Professional organizers working with those who hoard can use a range of organizing strategies. One standard strategy is O.H.I.O. (Only Handle it Once) for those who churn items. This happens because difficulty making decisions is a common problem in hoarding and many clients lack organizational systems. As a result, a client may start to work on a pile of items, become frustrated by various items (what to do with it; where to put it) and then put the object down in the same or different pile. O.H.I.O. raises awareness of churning behavior and encourages clients to make a final decision about the item.
Related to this, a key sorting strategy is to encourage clients to sort into a small number of categories. Typical first categories are “keep,” “discard,” and “unsure” (this last one allows for discussion about decisions – see below). Other important strategies are to identify a “home inside the home” for each item and to encourage the development of maintenance skills, like reading and sorting mail daily, regularly removing items, recycling, and putting items away shortly after use.
Professional organizers can provide important help for clients who are getting mental health treatment for hoarding. Very few mental health providers make home visits and even those who do can usually only provide limited visits (for example, once per month). Working with a professional organizer can give clients critical hands-on help with their hoarded items. Ideally, the professional organizer would contact the therapist and work with them to help the client's hoarding symptoms.
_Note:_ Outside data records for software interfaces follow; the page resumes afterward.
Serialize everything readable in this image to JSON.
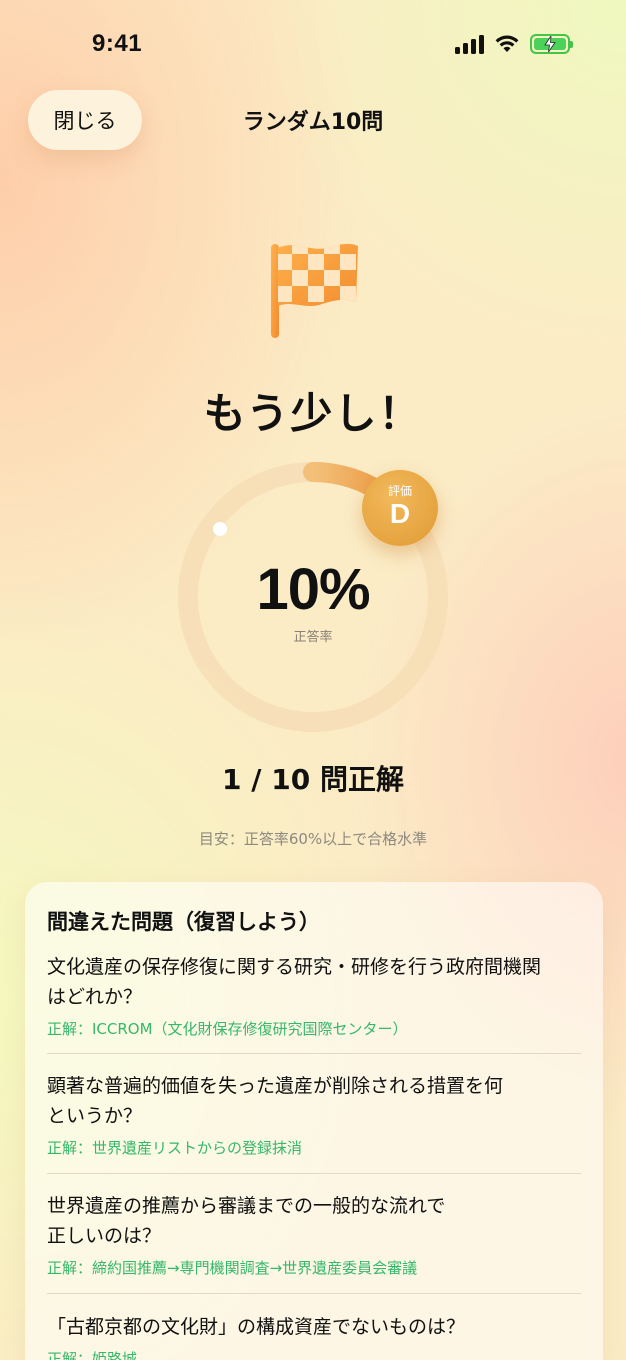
{
  "status": {
    "time": "9:41"
  },
  "nav": {
    "close_label": "閉じる",
    "title": "ランダム10問"
  },
  "result": {
    "headline": "もう少し！",
    "percent_text": "10%",
    "percent_value": 10,
    "percent_label": "正答率",
    "grade_label": "評価",
    "grade": "D",
    "score_text": "1 / 10 問正解",
    "hint": "目安：正答率60%以上で合格水準"
  },
  "review": {
    "title": "間違えた問題（復習しよう）",
    "items": [
      {
        "question_line1": "文化遺産の保存修復に関する研究・研修を行う政府間機関",
        "question_line2": "はどれか？",
        "answer": "正解：ICCROM（文化財保存修復研究国際センター）"
      },
      {
        "question_line1": "顕著な普遍的価値を失った遺産が削除される措置を何",
        "question_line2": "というか？",
        "answer": "正解：世界遺産リストからの登録抹消"
      },
      {
        "question_line1": "世界遺産の推薦から審議までの一般的な流れで",
        "question_line2": "正しいのは？",
        "answer": "正解：締約国推薦→専門機関調査→世界遺産委員会審議"
      },
      {
        "question_line1": "「古都京都の文化財」の構成資産でないものは？",
        "question_line2": "",
        "answer": "正解：姫路城"
      }
    ]
  },
  "colors": {
    "accent": "#e9a43c",
    "correct": "#35b86a",
    "ring_track": "#f5dcb4",
    "flag": "#f6a33f"
  }
}
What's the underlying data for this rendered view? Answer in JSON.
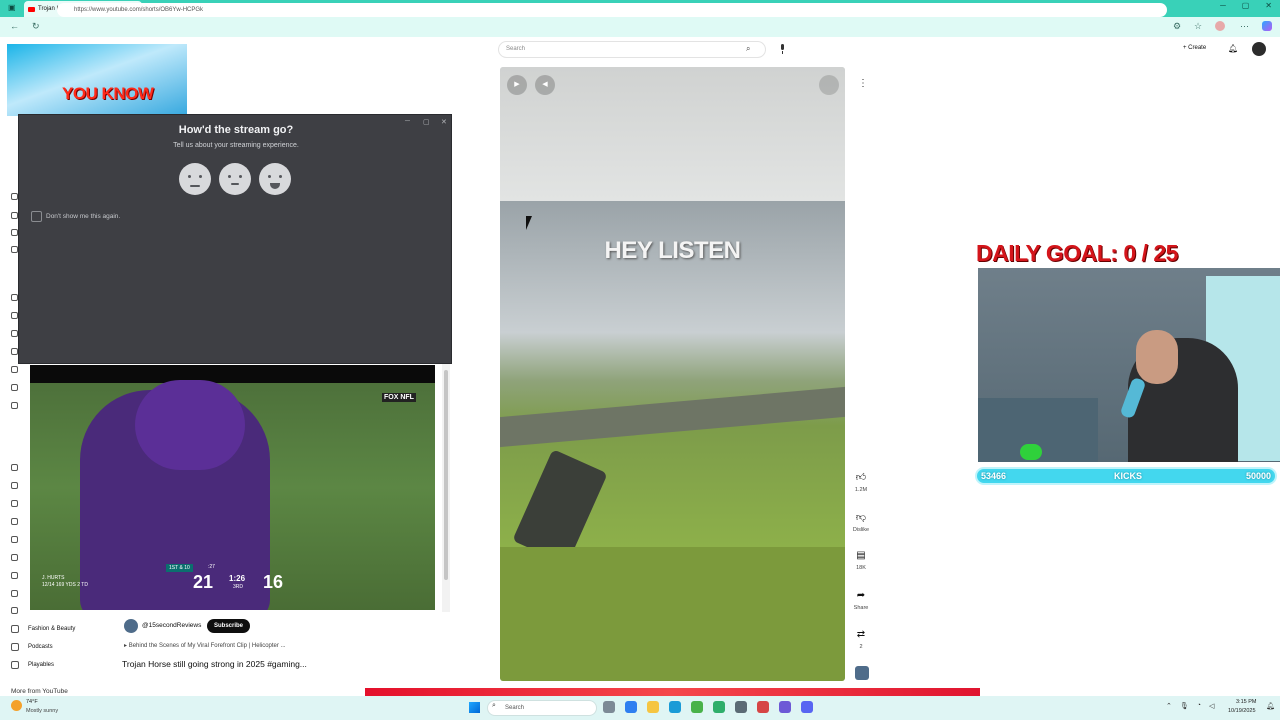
{
  "browser": {
    "tab_title": "Trojan Horse still going strong in 2",
    "tab_close": "✕",
    "new_tab": "+",
    "url": "https://www.youtube.com/shorts/OB6Yw-HCPGk",
    "window_controls": [
      "─",
      "▢",
      "✕"
    ]
  },
  "youtube_header": {
    "search_placeholder": "Search",
    "create_label": "Create"
  },
  "left_overlay": {
    "youknow_text": "YOU KNOW"
  },
  "dialog": {
    "title": "How'd the stream go?",
    "subtitle": "Tell us about your streaming experience.",
    "checkbox_label": "Don't show me this again.",
    "window_controls": [
      "─",
      "▢",
      "✕"
    ]
  },
  "sidebar": {
    "items": [
      {
        "label": "Fashion & Beauty",
        "icon": "hanger-icon"
      },
      {
        "label": "Podcasts",
        "icon": "podcast-icon"
      },
      {
        "label": "Playables",
        "icon": "grid-icon"
      }
    ],
    "more_from": "More from YouTube"
  },
  "football": {
    "network": "FOX NFL",
    "down_distance": "1ST & 10",
    "player_name": "J. HURTS",
    "player_stats": "12/14  169 YDS  2 TD",
    "away_score": "21",
    "clock": "1:26",
    "quarter": "3RD",
    "play_clock": ":27",
    "home_score": "16"
  },
  "channel": {
    "handle": "@15secondReviews",
    "subscribe_label": "Subscribe",
    "related": "Behind the Scenes of My Viral Forefront Clip | Helicopter ...",
    "title": "Trojan Horse still going strong in 2025 #gaming..."
  },
  "player": {
    "caption": "HEY LISTEN"
  },
  "actions": {
    "like_count": "1.2M",
    "dislike_label": "Dislike",
    "comment_count": "18K",
    "share_label": "Share",
    "remix_count": "2"
  },
  "stream_overlay": {
    "goal_text": "DAILY GOAL: 0 / 25",
    "bar_left": "53466",
    "bar_center": "KICKS",
    "bar_right": "50000"
  },
  "taskbar": {
    "temperature": "74°F",
    "weather": "Mostly sunny",
    "search_placeholder": "Search",
    "time": "3:15 PM",
    "date": "10/19/2025"
  }
}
Some professional organizers have specialized training in working with hoarding or related problems, such as chronic disorganization (CD). This specialized Institute for Challenging Disorganization (ICD)
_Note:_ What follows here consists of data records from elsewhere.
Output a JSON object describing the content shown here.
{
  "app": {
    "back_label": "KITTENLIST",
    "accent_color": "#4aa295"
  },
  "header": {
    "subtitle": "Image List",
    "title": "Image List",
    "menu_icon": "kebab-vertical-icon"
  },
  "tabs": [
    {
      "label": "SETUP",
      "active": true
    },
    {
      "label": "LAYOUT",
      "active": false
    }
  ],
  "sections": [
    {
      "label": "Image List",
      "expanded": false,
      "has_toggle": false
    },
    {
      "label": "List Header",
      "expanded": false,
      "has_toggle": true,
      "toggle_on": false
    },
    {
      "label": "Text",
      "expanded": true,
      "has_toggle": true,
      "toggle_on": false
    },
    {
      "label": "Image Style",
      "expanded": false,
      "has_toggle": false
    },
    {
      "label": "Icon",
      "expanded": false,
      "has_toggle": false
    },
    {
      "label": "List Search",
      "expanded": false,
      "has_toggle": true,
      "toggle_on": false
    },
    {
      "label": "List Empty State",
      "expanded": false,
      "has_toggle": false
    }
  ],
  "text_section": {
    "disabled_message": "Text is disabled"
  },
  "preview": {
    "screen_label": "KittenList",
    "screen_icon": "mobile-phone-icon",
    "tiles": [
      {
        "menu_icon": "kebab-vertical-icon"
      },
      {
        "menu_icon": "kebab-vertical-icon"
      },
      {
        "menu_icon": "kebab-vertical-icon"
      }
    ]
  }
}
provides information about CD and trains professionals to work effectively with this problem. However, CD is not the same as hoarding because a person may be chronically disorganized without having hoarding (for example, because of current depression or attention deficit disorder). In contrast, most people who hoard do have CD. The NSGCD provides contact information for professional organizers with different levels of expertise in working with CD (www.challengingdisorganization.org). The National Association of Professional Organizers
(www.napo.net) provides contact information for the broader group of professional organizers and also provides training opportunities.